Yuzeed, in the mean time, having by his power destroyed Moslem and the two youths his sons, and receiving positive intelligence that Hosein had quitted Medina to march for Shawm, as his fears suggested, with an army of some magnitude, he ordered out an immense force to meet Hosein on the way, setting a price on his head, and proclaiming promises of honours and rewards, of the most tempting nature, to the fortunate man who should succeed in the arduous enterprise.
The first detachment of the Shawmies (as they are designated in the manuscript of Arabia), under a resolute chief named Hurrh, fell in with Hosein's camp, one day's march beyond the far-famed ground, amongst Mussulmauns, of Kraabaallah, or Hurth Maaree, as it was originally called.
Hurrh's heart was subdued when he entered the tent of the peaceable Hosein, in whose person he discovered the exact resemblance of the Prophet; and perceiving that his small camp indicated a quiet family party journeying on their way, instead of the formidable force Yuzeed's fears had anticipated, this chief was surprised and confounded, confessed his shame to Hosein that he had been induced to accept the command of the force despatched against the children of the Prophet, and urged, in mitigation of his offences, that he had long been in Yuzeed's service, whose commission he still bore; but his heart now yearning to aid, rather than persecute the Prophet's family, he resolved on giving them an opportunity to escape the threatened vengeance of their bitterest enemy. With this view, he advised Hosein to fall with his party into the rear of his force, until the main body of the Shawmies had passed by; and as they were then on the margin of a forest, there to separate and secrete themselves till the road was again clear, and afterwards to take a different route from the proposed one to Shawm.
Hosein felt, as may be supposed, grateful to his preserver; and, following his directions, succeeded in reaching the confines of Kraabaallah unmolested.
The ancient writings of Arabia say, Mahumud had predicted the death of Hosein, by the hands of men professing to be of 'the true faith', at this very place Kraabaallah, or Hurth Maaree.

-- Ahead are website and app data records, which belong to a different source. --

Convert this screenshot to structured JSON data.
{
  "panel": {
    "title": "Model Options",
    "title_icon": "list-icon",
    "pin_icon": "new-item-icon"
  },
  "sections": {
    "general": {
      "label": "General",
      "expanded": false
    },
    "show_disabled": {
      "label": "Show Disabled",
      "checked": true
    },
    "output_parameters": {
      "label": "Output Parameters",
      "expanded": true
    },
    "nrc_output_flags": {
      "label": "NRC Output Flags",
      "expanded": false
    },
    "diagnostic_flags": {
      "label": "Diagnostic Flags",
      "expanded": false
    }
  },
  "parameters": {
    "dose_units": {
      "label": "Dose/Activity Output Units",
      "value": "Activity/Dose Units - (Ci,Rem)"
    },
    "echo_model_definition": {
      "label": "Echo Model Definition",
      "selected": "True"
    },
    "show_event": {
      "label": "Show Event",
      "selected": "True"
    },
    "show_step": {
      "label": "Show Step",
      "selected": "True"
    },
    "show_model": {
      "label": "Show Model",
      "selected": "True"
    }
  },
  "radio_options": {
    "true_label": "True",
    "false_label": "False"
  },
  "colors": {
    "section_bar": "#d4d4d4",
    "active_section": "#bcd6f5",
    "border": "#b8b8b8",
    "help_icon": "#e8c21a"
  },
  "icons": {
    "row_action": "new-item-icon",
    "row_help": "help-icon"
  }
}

Hosein and his family having concluded their morning devotions, he first inquired and learned the name of the place on which their tents were pitched, and then imparted the subject of his last night's dream, 'that his grandsire had appeared to him, and pronounced that his soul would be at peace with him ere that day closed'.